During a briefing on Tuesday with the White House Coronavirus Task Force, President Trump announced new details about the Paycheck Protection Program which was a major element of the CARES Act that was signed into law last week. This new Small Business Administration (SBA) backed loan program comes at a critical time for businesses that are struggling due to the coronavirus outbreak.
The Paycheck Protection Program allows businesses and 501(c)(3)s with less than 500 employees to keep their workers employed with a 100% guaranteed loan. For businesses that retain their staff up until June 30, 2020, or rehire before this date, the loan will be forgiven. The loan amount may also be used for group health care benefits, employee salaries, interest on any mortgage obligation, rent, utilities and any other debt obligations occurred before February 15, 2020.
The maximum amount that a business can borrow is the lesser of $10 million or 2.5 times the average monthly payroll based on last year’s payroll. The SBA has authorized lenders to process, close, and service loans without SBA approval, meaning you will have the ability to invest in your business immediately.
Applications for small businesses to receive these funds will be accepted starting Friday, April 3rd. The application and more information can be found here: home.treasury.gov/coronavirus
Further information on how the federal government is supporting small businesses during the coronavirus pandemic can be found at the links below:
- Topline Overview of Small Business Paycheck Protection Program
- Coronavirus.gov Small Business Resources Page
- Treasury Department Website on the CARES Act
- SBA Small Business Guidance & Loan Resources
Ensuring Access to Care for All Americans
Throughout our response to the COVID-19 outbreak, one of my top objectives remains ensuring access to care for all Americans by providing our public health officials with all the resources they need to save lives.
The CARES Act increases the Medicare reimbursement rate to assist providers caring for our most vulnerable population.

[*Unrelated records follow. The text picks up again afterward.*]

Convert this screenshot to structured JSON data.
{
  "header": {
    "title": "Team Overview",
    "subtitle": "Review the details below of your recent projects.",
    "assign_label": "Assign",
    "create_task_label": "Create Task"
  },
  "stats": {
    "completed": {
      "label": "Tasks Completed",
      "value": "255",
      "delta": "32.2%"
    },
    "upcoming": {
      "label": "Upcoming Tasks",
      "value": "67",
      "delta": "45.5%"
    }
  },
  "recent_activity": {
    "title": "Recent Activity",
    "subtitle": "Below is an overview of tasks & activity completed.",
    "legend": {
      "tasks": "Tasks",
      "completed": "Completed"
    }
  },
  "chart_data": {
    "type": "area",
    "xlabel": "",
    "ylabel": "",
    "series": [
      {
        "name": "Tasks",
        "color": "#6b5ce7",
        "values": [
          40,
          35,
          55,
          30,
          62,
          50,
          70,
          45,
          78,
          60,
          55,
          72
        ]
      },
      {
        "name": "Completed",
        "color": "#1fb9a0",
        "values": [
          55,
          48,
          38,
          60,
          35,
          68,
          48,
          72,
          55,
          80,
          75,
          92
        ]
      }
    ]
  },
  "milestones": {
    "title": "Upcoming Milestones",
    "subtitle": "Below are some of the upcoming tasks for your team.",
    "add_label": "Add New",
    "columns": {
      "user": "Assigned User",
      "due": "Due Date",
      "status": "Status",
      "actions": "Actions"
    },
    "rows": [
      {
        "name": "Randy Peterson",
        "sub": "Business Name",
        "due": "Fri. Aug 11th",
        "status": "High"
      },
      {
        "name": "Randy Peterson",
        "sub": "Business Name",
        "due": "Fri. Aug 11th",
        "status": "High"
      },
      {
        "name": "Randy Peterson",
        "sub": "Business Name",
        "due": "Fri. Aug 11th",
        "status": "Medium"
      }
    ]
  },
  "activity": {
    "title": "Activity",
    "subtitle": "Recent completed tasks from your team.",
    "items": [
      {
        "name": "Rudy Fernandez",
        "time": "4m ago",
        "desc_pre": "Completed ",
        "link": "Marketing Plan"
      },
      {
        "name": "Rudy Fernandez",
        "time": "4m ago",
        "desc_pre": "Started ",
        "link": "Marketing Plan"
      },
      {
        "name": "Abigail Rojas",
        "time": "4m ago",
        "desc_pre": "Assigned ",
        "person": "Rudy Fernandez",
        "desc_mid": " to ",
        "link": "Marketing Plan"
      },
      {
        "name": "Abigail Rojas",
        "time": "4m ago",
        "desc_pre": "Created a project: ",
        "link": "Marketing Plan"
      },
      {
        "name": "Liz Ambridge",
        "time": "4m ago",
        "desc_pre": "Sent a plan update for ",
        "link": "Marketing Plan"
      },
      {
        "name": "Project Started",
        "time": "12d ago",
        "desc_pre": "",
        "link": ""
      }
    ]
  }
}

It also increases access to testing by allowing the Strategic National Stockpile to stockpile swabs necessary for test kits.
Prevention and treatment of COVID-19 is critical, and the CARES Acts allows the FDA to quickly approve the use of new medication and treatments, while providing $11 billion to support research and development of vaccines, therapeutics, and diagnostics. The CARES Acts also facilitates the use of new and innovative telemedicine technology to protect and contain the spread of COVID-19.
Direct Funding to Combat the Pandemic
The CARES Act provides $340 billion in direct funding to combat the pandemic, including $150 billion for states, cities and localities. This supplemental appropriation supports health care workers and hospitals and provides critical funding for personal protective equipment (PPE), ventilators, and other medical supplies for state and federal response efforts.
Additionally, the CARES Act provides much needed support to our local first responders as well as college and university students and directs a total of $19.6 billion to the Department of Veterans Affairs for purposes including veteran health care.
The Act also provides a total of $10.5 billion for Department of Defense (DOD) response to the coronavirus, including $3.4 billion for defense health care programs, $1.5 billion to support the deployment of the National Guard, and $1 billion to expand availability of necessary supplies through the Defense Production Act.
The spread of this virus has presented an unprecedented global health and economic crisis for North Carolina and the country. I will continue to work with the Administration to defeat this virus and protect the health and economic security of our communities.
Have a safe and blessed weekend.